Provided records:
----
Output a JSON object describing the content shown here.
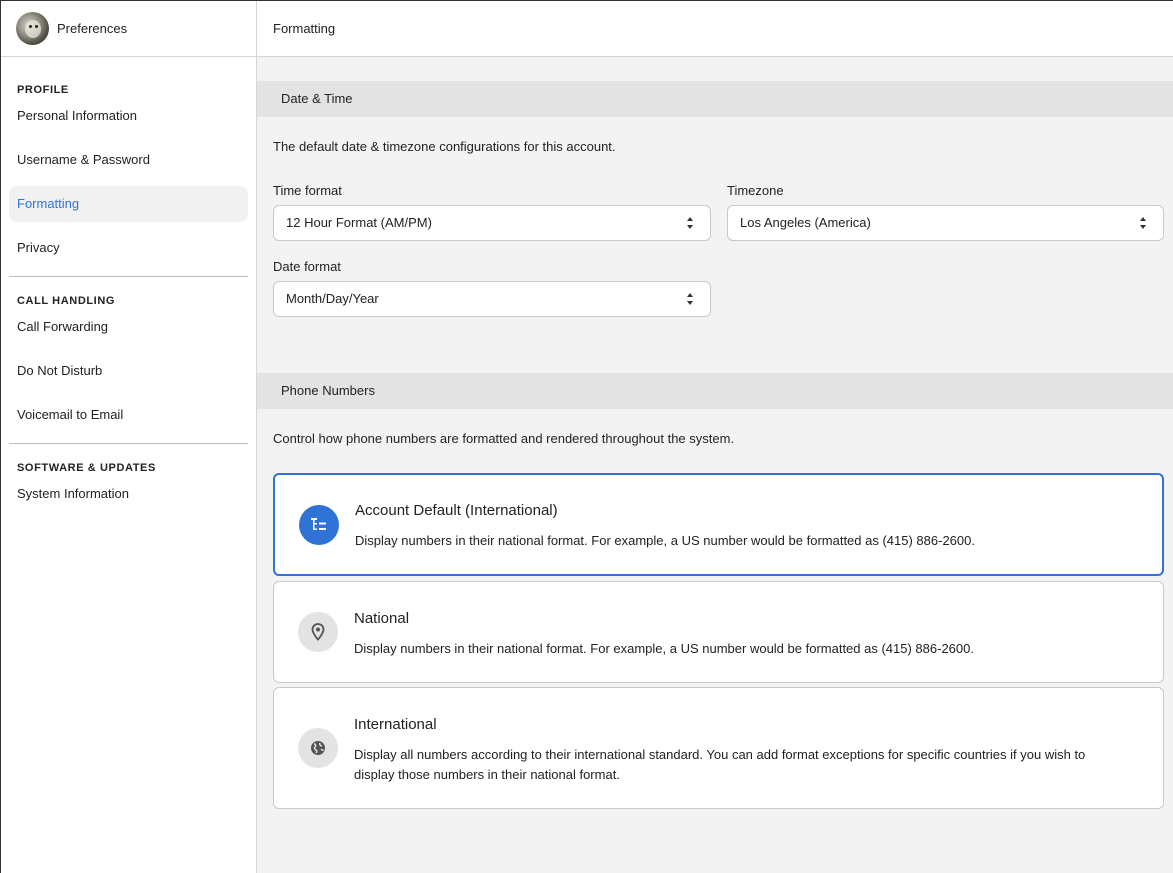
{
  "sidebar": {
    "title": "Preferences",
    "sections": [
      {
        "heading": "PROFILE",
        "items": [
          "Personal Information",
          "Username & Password",
          "Formatting",
          "Privacy"
        ]
      },
      {
        "heading": "CALL HANDLING",
        "items": [
          "Call Forwarding",
          "Do Not Disturb",
          "Voicemail to Email"
        ]
      },
      {
        "heading": "SOFTWARE & UPDATES",
        "items": [
          "System Information"
        ]
      }
    ],
    "active_item": "Formatting"
  },
  "header": {
    "title": "Formatting"
  },
  "date_time": {
    "heading": "Date & Time",
    "description": "The default date & timezone configurations for this account.",
    "time_format": {
      "label": "Time format",
      "value": "12 Hour Format (AM/PM)"
    },
    "timezone": {
      "label": "Timezone",
      "value": "Los Angeles (America)"
    },
    "date_format": {
      "label": "Date format",
      "value": "Month/Day/Year"
    }
  },
  "phone_numbers": {
    "heading": "Phone Numbers",
    "description": "Control how phone numbers are formatted and rendered throughout the system.",
    "options": [
      {
        "title": "Account Default (International)",
        "description": "Display numbers in their national format. For example, a US number would be formatted as (415) 886-2600.",
        "icon": "list-tree-icon",
        "selected": true
      },
      {
        "title": "National",
        "description": "Display numbers in their national format. For example, a US number would be formatted as (415) 886-2600.",
        "icon": "map-pin-icon",
        "selected": false
      },
      {
        "title": "International",
        "description": "Display all numbers according to their international standard. You can add format exceptions for specific countries if you wish to display those numbers in their national format.",
        "icon": "globe-icon",
        "selected": false
      }
    ]
  },
  "colors": {
    "accent": "#2f73d6",
    "active_bg": "#f1f1f1",
    "section_bg": "#e3e3e3",
    "page_bg": "#f3f3f3"
  }
}
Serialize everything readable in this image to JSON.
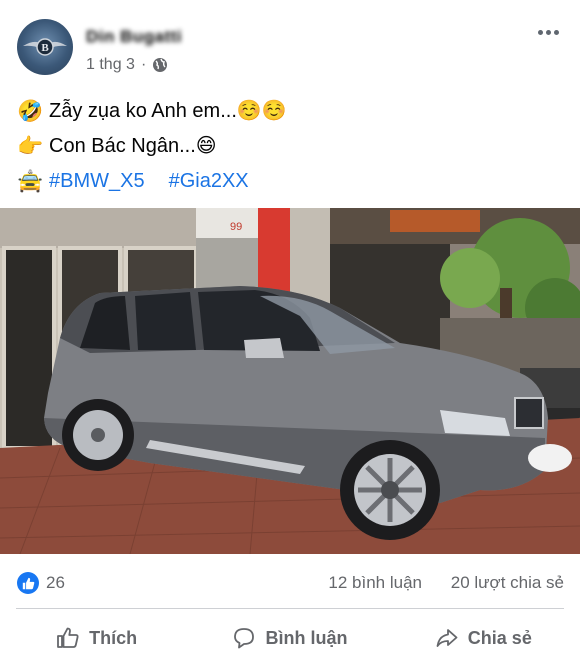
{
  "post": {
    "author": "Din Bugatti",
    "timestamp": "1 thg 3",
    "separator": "·",
    "privacy_icon": "globe-icon",
    "more_icon": "more-options-icon",
    "lines": [
      {
        "emoji": "🤣",
        "emoji_name": "rolling-laughing-emoji",
        "text": "Zẫy zụa ko Anh em...☺️☺️"
      },
      {
        "emoji": "👉",
        "emoji_name": "pointing-right-emoji",
        "text": "Con Bác Ngân...😄"
      },
      {
        "emoji": "🚖",
        "emoji_name": "taxi-emoji",
        "hashtags": [
          "#BMW_X5",
          "#Gia2XX"
        ]
      }
    ],
    "photo": {
      "description_icon": "car-photo",
      "sign_text": "99"
    }
  },
  "stats": {
    "likes": "26",
    "comments": "12 bình luận",
    "shares": "20 lượt chia sẻ"
  },
  "actions": {
    "like": "Thích",
    "comment": "Bình luận",
    "share": "Chia sẻ"
  },
  "colors": {
    "link": "#1b74e4",
    "like_blue": "#1877f2",
    "secondary_text": "#65676b"
  }
}
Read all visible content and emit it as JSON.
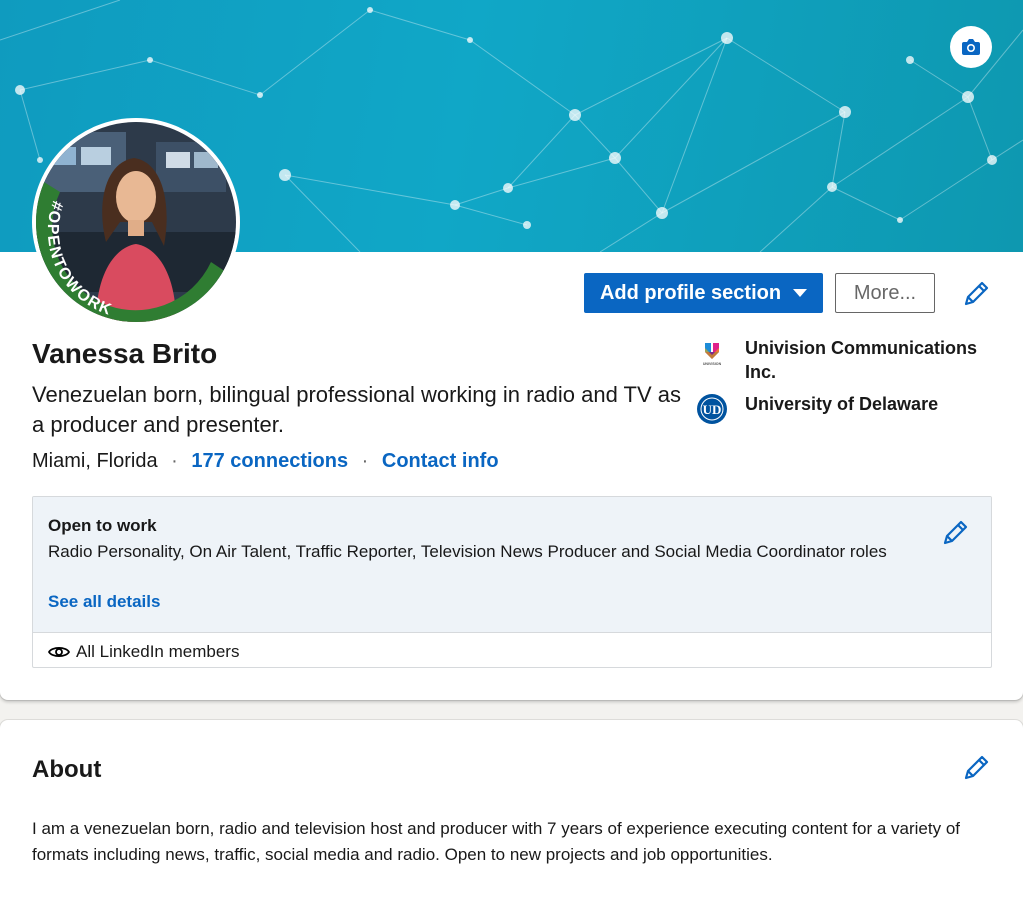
{
  "profile": {
    "name": "Vanessa Brito",
    "headline": "Venezuelan born, bilingual professional working in radio and TV as a producer and presenter.",
    "location": "Miami, Florida",
    "separator": "·",
    "connections_label": "177 connections",
    "contact_info_label": "Contact info",
    "avatar_frame_text": "#OPENTOWORK",
    "icons": {
      "banner_edit": "camera-icon",
      "edit": "pencil-icon",
      "visibility": "eye-icon",
      "dropdown": "caret-down-icon"
    }
  },
  "actions": {
    "add_section_label": "Add profile section",
    "more_label": "More..."
  },
  "organizations": [
    {
      "name": "Univision Communications Inc.",
      "logo": "univision-logo",
      "logo_caption": "UNIVISION"
    },
    {
      "name": "University of Delaware",
      "logo": "university-of-delaware-logo",
      "logo_text": "UD"
    }
  ],
  "open_to_work": {
    "title": "Open to work",
    "description": "Radio Personality, On Air Talent, Traffic Reporter, Television News Producer and Social Media Coordinator roles",
    "details_link": "See all details",
    "visibility": "All LinkedIn members"
  },
  "about": {
    "title": "About",
    "text": "I am a venezuelan born, radio and television host and producer with 7 years of experience executing content for a variety of formats including news, traffic, social media and radio. Open to new projects and job opportunities."
  },
  "colors": {
    "accent": "#0a66c2",
    "banner": "#10a7c7",
    "open_to_work_green": "#2f7d32",
    "open_to_work_background": "#eef3f8"
  }
}
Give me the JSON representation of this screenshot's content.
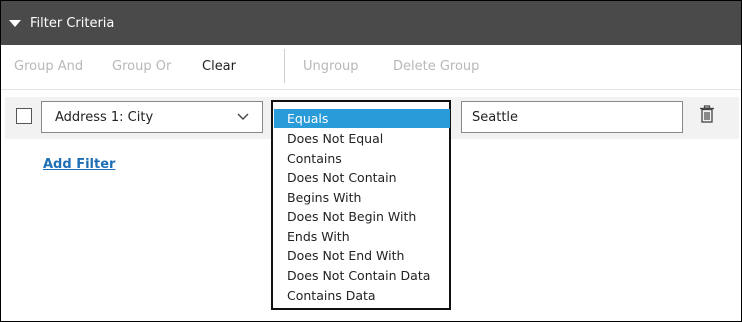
{
  "header": {
    "title": "Filter Criteria"
  },
  "toolbar": {
    "group_and": "Group And",
    "group_or": "Group Or",
    "clear": "Clear",
    "ungroup": "Ungroup",
    "delete_group": "Delete Group"
  },
  "row": {
    "field": "Address 1: City",
    "value": "Seattle"
  },
  "add_filter": "Add Filter",
  "operator_options": [
    "Equals",
    "Does Not Equal",
    "Contains",
    "Does Not Contain",
    "Begins With",
    "Does Not Begin With",
    "Ends With",
    "Does Not End With",
    "Does Not Contain Data",
    "Contains Data"
  ],
  "selected_operator": "Equals",
  "colors": {
    "header_bg": "#4a4a4a",
    "selected_bg": "#2a9bd9",
    "link": "#1f6fb5",
    "disabled_text": "#b8b8b8"
  },
  "icons": {
    "collapse": "triangle-down-icon",
    "dropdown": "chevron-down-icon",
    "delete": "trash-icon"
  }
}
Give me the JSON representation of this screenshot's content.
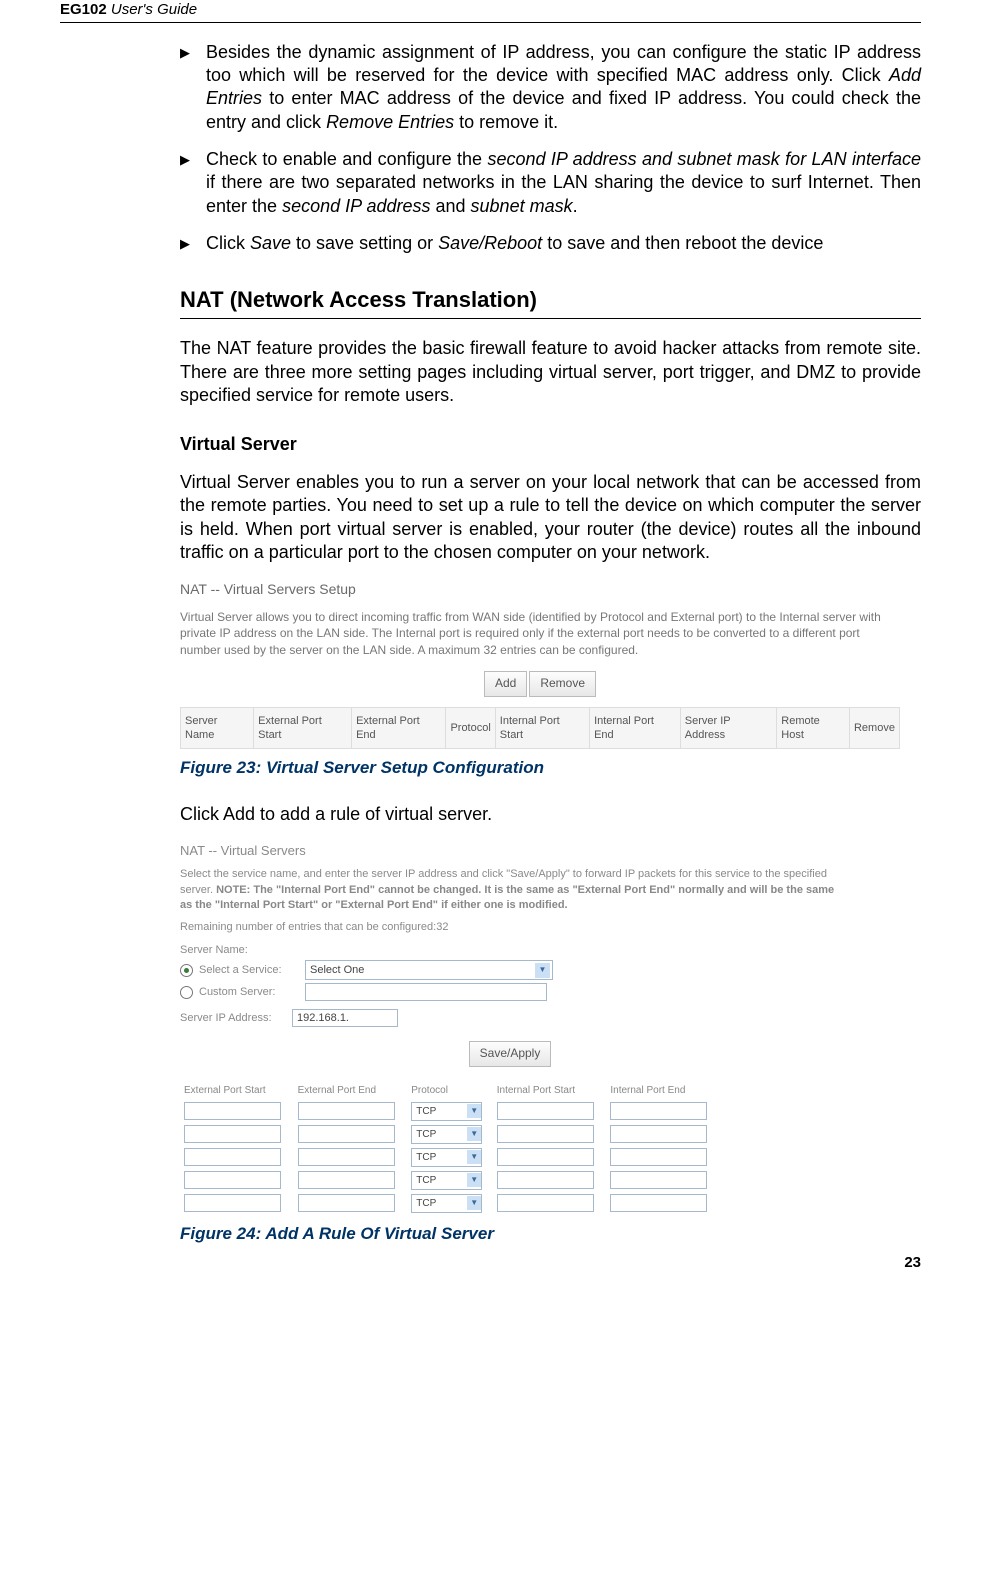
{
  "header": {
    "model": "EG102",
    "guide": " User's Guide"
  },
  "bullets": [
    {
      "pre": "Besides the dynamic assignment of IP address, you can configure the static IP address too which will be reserved for the device with specified MAC address only. Click ",
      "i1": "Add Entries",
      "mid1": " to enter MAC address of the device and fixed IP address. You could check the entry and click ",
      "i2": "Remove Entries",
      "post": " to remove it."
    },
    {
      "pre": "Check to enable and configure the ",
      "i1": "second IP address and subnet mask for LAN interface",
      "mid1": " if there are two separated networks in the LAN sharing the device to surf Internet. Then enter the ",
      "i2": "second IP address",
      "mid2": " and ",
      "i3": "subnet mask",
      "post": "."
    },
    {
      "pre": "Click ",
      "i1": "Save",
      "mid1": " to save setting or ",
      "i2": "Save/Reboot",
      "post": " to save and then reboot the device"
    }
  ],
  "nat": {
    "title": "NAT (Network Access Translation)",
    "para": "The NAT feature provides the basic firewall feature to avoid hacker attacks from remote site. There are three more setting pages including virtual server, port trigger, and DMZ to provide specified service for remote users."
  },
  "vs": {
    "head": "Virtual Server",
    "para": "Virtual Server enables you to run a server on your local network that can be accessed from the remote parties. You need to set up a rule to tell the device on which computer the server is held. When port virtual server is enabled, your router (the device) routes all the inbound traffic on a particular port to the chosen computer on your network."
  },
  "shot1": {
    "title": "NAT -- Virtual Servers Setup",
    "desc": "Virtual Server allows you to direct incoming traffic from WAN side (identified by Protocol and External port) to the Internal server with private IP address on the LAN side. The Internal port is required only if the external port needs to be converted to a different port number used by the server on the LAN side. A maximum 32 entries can be configured.",
    "add": "Add",
    "remove": "Remove",
    "cols": [
      "Server Name",
      "External Port Start",
      "External Port End",
      "Protocol",
      "Internal Port Start",
      "Internal Port End",
      "Server IP Address",
      "Remote Host",
      "Remove"
    ]
  },
  "fig23": "Figure 23: Virtual Server Setup Configuration",
  "addline": "Click Add to add a rule of virtual server.",
  "shot2": {
    "title": "NAT -- Virtual Servers",
    "desc1": "Select the service name, and enter the server IP address and click \"Save/Apply\" to forward IP packets for this service to the specified server. ",
    "descbold": "NOTE: The \"Internal Port End\" cannot be changed. It is the same as \"External Port End\" normally and will be the same as the \"Internal Port Start\" or \"External Port End\" if either one is modified.",
    "remain": "Remaining number of entries that can be configured:32",
    "servername": "Server Name:",
    "selservice": "Select a Service:",
    "selval": "Select One",
    "custom": "Custom Server:",
    "ipaddr": "Server IP Address:",
    "ipval": "192.168.1.",
    "saveapply": "Save/Apply",
    "cols": [
      "External Port Start",
      "External Port End",
      "Protocol",
      "Internal Port Start",
      "Internal Port End"
    ],
    "proto": "TCP"
  },
  "fig24": "Figure 24: Add A Rule Of Virtual Server",
  "pagenum": "23"
}
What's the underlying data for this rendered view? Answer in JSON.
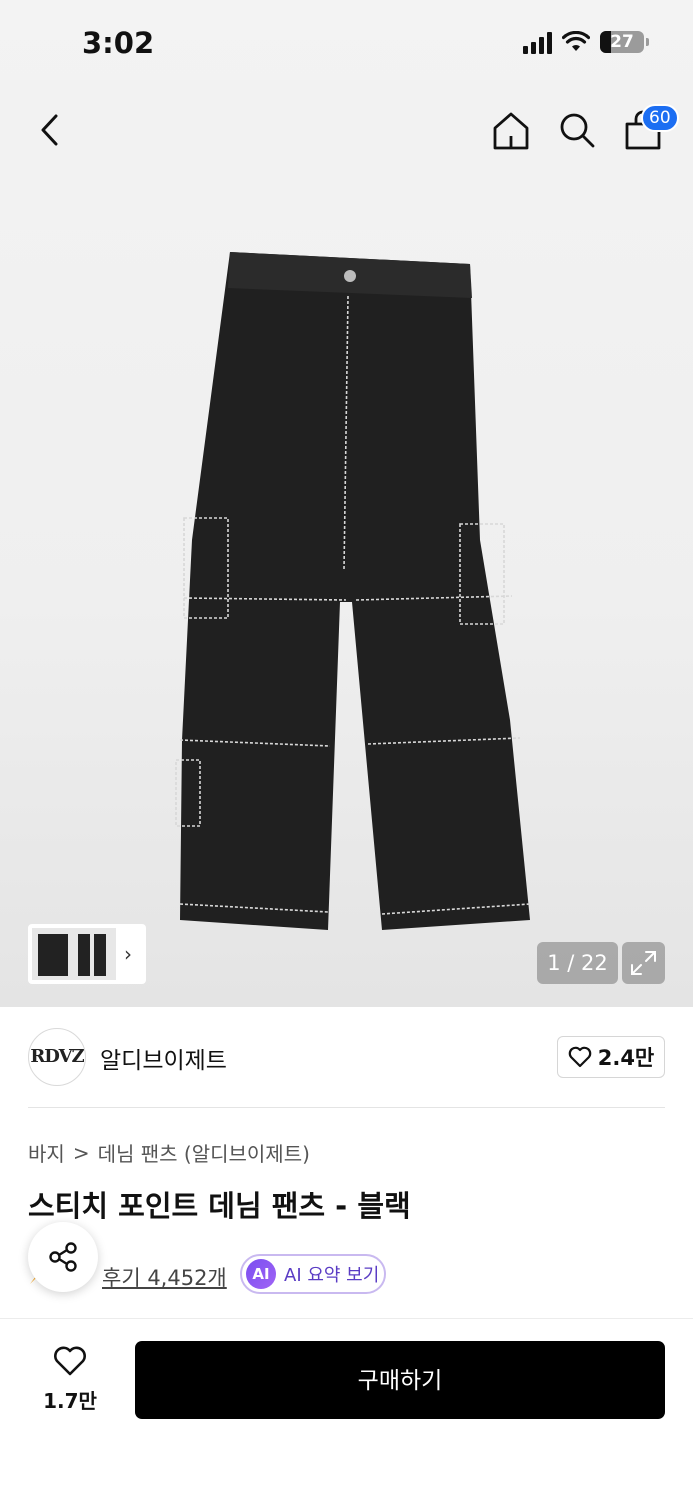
{
  "status_bar": {
    "time": "3:02",
    "battery": "27"
  },
  "header": {
    "cart_count": "60"
  },
  "gallery": {
    "counter": "1 / 22"
  },
  "brand": {
    "logo_text": "RDVZ",
    "name": "알디브이제트",
    "like_count": "2.4만"
  },
  "breadcrumb": {
    "category": "바지",
    "separator": ">",
    "subcategory": "데님 팬츠 (알디브이제트)"
  },
  "product": {
    "title": "스티치 포인트 데님 팬츠 - 블랙"
  },
  "reviews": {
    "link_text": "후기 4,452개",
    "ai_badge": "AI",
    "ai_label": "AI 요약 보기"
  },
  "bottom": {
    "like_count": "1.7만",
    "buy_label": "구매하기"
  },
  "colors": {
    "accent_blue": "#1c6ef2",
    "ai_purple": "#7a4ef0",
    "buy_black": "#000000"
  }
}
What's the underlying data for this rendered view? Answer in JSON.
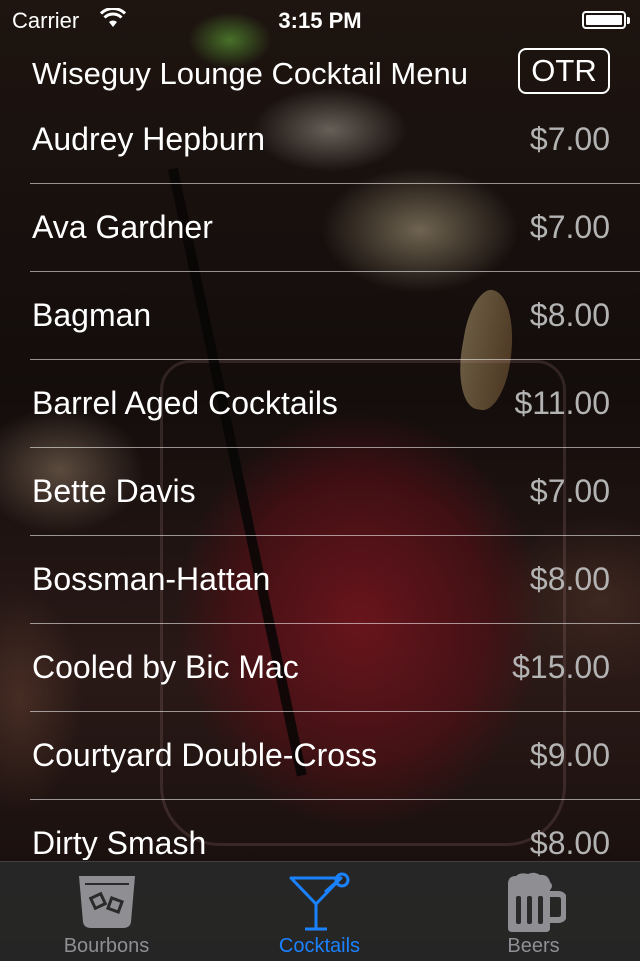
{
  "status_bar": {
    "carrier": "Carrier",
    "time": "3:15 PM"
  },
  "nav": {
    "title": "Wiseguy Lounge Cocktail Menu",
    "otr_button": "OTR"
  },
  "cocktails": [
    {
      "name": "Audrey Hepburn",
      "price": "$7.00"
    },
    {
      "name": "Ava Gardner",
      "price": "$7.00"
    },
    {
      "name": "Bagman",
      "price": "$8.00"
    },
    {
      "name": "Barrel Aged Cocktails",
      "price": "$11.00"
    },
    {
      "name": "Bette Davis",
      "price": "$7.00"
    },
    {
      "name": "Bossman-Hattan",
      "price": "$8.00"
    },
    {
      "name": "Cooled by Bic Mac",
      "price": "$15.00"
    },
    {
      "name": "Courtyard Double-Cross",
      "price": "$9.00"
    },
    {
      "name": "Dirty Smash",
      "price": "$8.00"
    }
  ],
  "tabs": [
    {
      "label": "Bourbons",
      "icon": "bourbon-glass-icon",
      "active": false
    },
    {
      "label": "Cocktails",
      "icon": "martini-glass-icon",
      "active": true
    },
    {
      "label": "Beers",
      "icon": "beer-mug-icon",
      "active": false
    }
  ],
  "colors": {
    "tab_active": "#1a82ff",
    "tab_inactive": "#8e8e93",
    "price": "#b3b3b3"
  }
}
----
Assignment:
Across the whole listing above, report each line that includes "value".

Task output:
      "value": "12 Hour Format (AM/PM)"
      "value": "Los Angeles (America)"
      "value": "Month/Day/Year"
    "value": "Seattle"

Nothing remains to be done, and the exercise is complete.